= Exercise =
Collect the lines of the entries where "content" shows up.

= Data for analysis =
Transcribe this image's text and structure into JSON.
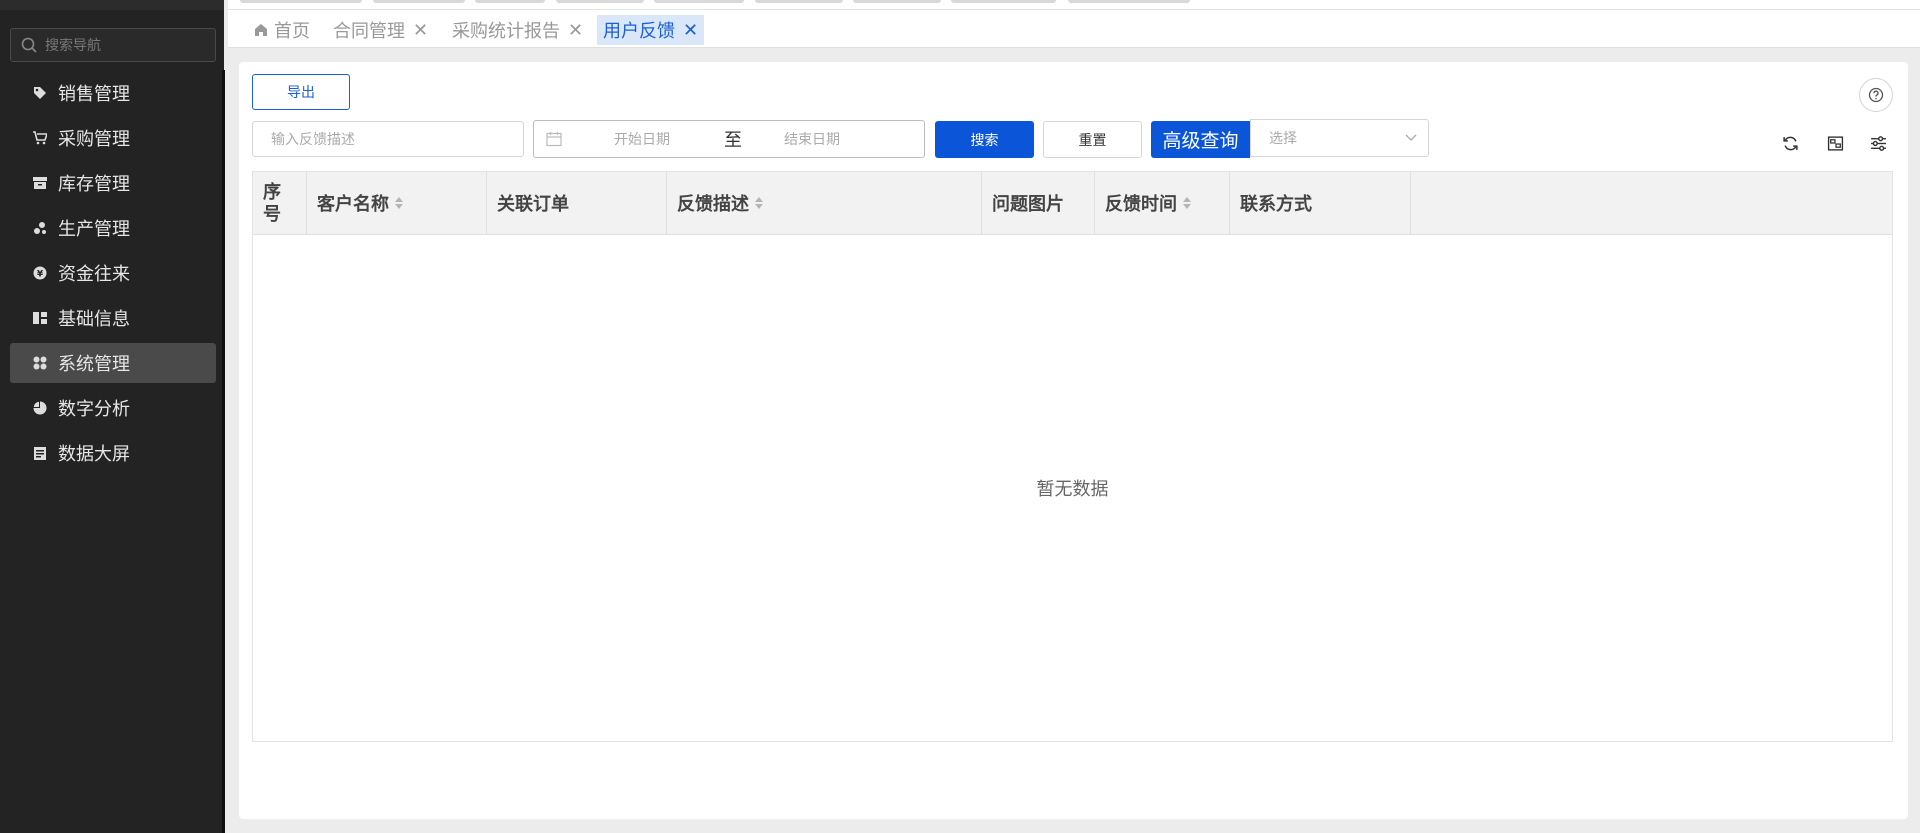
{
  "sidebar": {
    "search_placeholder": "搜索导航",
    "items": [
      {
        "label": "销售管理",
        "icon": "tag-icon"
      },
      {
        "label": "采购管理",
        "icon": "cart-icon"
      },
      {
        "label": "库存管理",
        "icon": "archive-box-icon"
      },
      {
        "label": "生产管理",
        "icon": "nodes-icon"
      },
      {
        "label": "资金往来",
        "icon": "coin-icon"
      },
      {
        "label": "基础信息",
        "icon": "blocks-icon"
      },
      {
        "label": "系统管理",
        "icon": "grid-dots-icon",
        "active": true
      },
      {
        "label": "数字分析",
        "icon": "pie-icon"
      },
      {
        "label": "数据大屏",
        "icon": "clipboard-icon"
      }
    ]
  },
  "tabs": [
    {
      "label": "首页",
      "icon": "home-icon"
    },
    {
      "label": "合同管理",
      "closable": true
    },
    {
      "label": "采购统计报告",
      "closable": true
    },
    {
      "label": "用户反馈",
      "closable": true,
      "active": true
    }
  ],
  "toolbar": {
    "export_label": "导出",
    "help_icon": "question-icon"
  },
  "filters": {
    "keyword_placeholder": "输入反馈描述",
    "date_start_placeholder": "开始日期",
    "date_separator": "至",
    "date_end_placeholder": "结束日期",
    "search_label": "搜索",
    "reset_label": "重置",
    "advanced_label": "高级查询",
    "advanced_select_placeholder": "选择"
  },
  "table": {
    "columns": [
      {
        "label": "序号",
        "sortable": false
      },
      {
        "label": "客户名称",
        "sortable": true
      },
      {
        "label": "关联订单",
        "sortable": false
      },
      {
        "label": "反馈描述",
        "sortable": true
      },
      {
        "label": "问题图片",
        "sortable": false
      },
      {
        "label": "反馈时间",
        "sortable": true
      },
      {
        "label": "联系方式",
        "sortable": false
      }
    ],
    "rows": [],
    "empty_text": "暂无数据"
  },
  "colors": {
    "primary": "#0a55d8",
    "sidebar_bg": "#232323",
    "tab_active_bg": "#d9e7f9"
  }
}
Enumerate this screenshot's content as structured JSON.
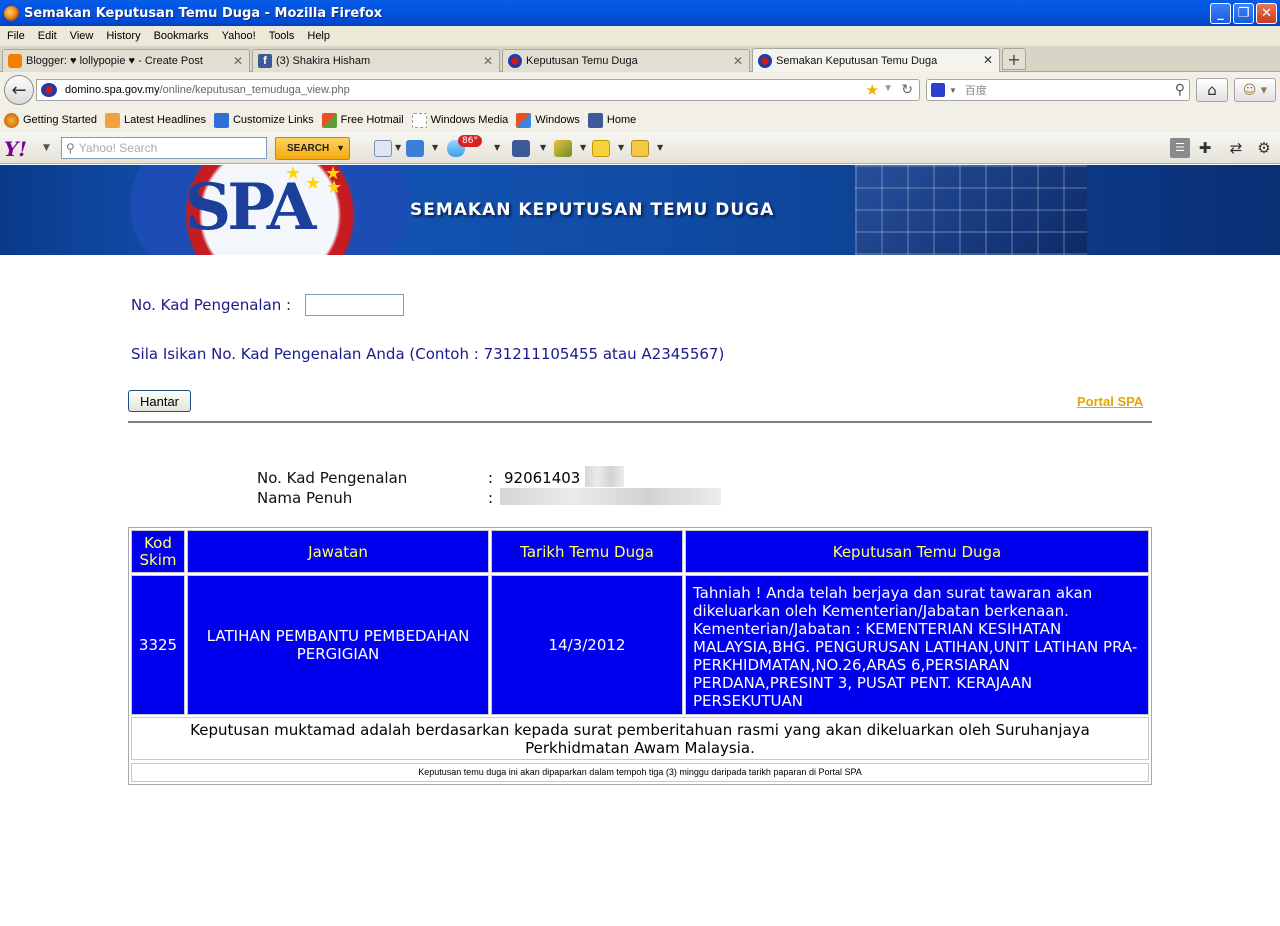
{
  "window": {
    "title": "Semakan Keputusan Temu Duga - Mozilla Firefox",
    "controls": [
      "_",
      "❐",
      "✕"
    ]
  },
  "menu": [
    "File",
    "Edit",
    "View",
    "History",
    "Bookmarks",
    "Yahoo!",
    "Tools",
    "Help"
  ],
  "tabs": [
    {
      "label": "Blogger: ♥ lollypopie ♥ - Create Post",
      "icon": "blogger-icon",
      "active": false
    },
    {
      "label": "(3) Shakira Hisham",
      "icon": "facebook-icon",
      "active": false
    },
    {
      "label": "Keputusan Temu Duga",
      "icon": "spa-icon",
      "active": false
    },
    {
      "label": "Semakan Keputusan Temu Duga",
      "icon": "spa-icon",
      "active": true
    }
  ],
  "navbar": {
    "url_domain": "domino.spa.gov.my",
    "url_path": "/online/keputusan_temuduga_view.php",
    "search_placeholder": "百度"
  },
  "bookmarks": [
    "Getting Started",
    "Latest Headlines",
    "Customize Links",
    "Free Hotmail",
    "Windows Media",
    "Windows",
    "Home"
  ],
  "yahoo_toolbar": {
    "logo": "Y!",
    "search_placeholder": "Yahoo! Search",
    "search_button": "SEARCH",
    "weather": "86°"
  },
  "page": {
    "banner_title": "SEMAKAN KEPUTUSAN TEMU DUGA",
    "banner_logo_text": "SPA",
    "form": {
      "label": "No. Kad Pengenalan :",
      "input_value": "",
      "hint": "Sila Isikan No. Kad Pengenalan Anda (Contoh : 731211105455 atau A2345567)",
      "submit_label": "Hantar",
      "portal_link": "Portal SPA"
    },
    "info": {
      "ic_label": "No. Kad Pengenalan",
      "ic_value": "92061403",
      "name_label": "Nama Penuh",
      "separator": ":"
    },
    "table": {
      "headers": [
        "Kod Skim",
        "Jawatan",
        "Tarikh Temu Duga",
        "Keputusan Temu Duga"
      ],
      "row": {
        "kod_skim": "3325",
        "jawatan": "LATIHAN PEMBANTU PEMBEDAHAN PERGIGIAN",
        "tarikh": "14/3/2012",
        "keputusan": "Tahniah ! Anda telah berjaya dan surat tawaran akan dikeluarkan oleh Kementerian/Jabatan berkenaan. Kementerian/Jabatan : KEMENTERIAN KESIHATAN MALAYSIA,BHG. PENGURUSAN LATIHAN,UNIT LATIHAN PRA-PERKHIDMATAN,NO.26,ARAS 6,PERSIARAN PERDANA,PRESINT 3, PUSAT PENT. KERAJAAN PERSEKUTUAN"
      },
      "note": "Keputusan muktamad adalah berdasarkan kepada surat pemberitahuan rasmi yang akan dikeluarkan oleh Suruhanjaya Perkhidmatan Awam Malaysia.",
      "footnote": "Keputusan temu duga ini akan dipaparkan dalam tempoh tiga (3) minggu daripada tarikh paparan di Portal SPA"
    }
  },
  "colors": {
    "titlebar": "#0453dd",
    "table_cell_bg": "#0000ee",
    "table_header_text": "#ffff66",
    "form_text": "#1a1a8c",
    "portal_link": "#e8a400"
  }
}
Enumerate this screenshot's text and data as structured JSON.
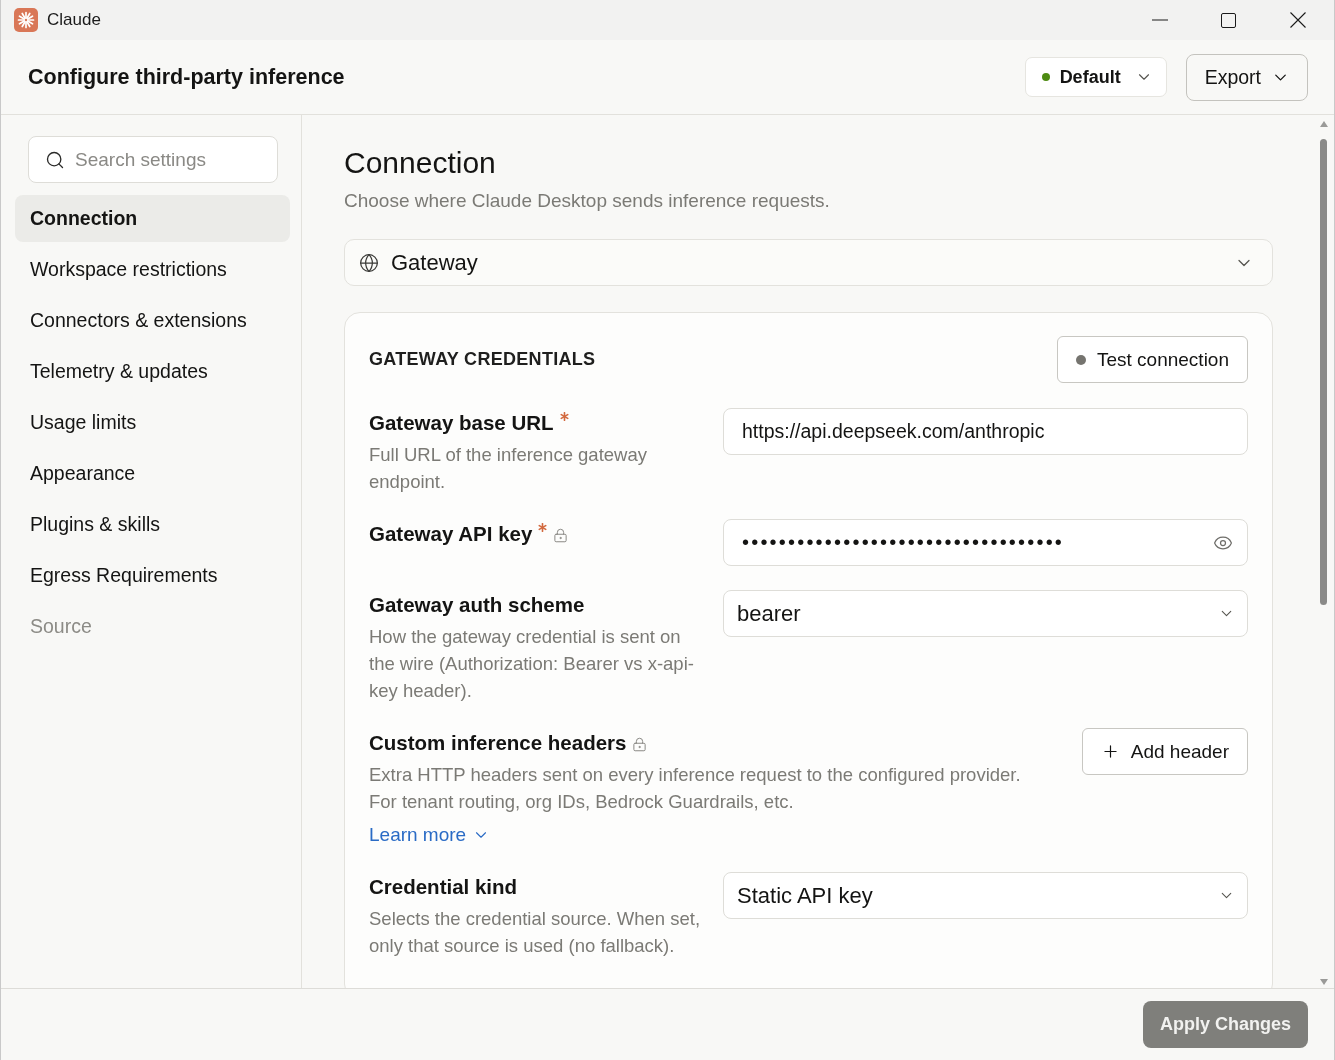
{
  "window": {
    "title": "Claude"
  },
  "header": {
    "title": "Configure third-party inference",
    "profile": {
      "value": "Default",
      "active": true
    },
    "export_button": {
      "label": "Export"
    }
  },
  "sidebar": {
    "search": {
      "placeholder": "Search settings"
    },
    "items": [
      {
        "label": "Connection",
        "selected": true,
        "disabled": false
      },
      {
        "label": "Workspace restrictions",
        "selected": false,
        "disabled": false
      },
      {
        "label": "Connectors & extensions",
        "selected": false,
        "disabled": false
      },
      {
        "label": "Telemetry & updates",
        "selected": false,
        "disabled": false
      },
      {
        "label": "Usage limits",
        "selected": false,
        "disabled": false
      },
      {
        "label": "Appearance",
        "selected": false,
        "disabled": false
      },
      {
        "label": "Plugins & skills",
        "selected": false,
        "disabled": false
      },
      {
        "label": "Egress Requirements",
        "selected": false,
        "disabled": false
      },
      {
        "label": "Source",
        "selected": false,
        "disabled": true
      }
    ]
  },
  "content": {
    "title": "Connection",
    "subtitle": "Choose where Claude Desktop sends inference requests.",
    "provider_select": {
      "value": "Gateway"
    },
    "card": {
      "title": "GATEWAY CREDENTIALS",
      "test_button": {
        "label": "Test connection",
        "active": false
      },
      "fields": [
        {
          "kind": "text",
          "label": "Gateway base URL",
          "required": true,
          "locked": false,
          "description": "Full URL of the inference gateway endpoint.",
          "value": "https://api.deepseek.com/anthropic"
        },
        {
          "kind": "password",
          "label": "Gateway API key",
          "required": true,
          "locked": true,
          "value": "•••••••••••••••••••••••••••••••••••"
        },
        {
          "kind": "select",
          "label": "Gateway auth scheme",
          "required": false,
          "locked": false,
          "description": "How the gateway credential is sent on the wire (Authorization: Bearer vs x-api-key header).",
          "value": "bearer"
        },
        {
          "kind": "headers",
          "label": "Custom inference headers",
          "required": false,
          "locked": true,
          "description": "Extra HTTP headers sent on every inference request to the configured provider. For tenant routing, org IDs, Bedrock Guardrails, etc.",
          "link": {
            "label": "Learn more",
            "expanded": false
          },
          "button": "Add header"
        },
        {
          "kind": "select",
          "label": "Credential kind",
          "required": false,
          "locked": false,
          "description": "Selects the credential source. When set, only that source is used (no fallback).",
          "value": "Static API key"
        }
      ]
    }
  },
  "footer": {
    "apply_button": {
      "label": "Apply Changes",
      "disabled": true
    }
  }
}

= Solution below =
Enumerate this screenshot's content as structured JSON.
  "content": {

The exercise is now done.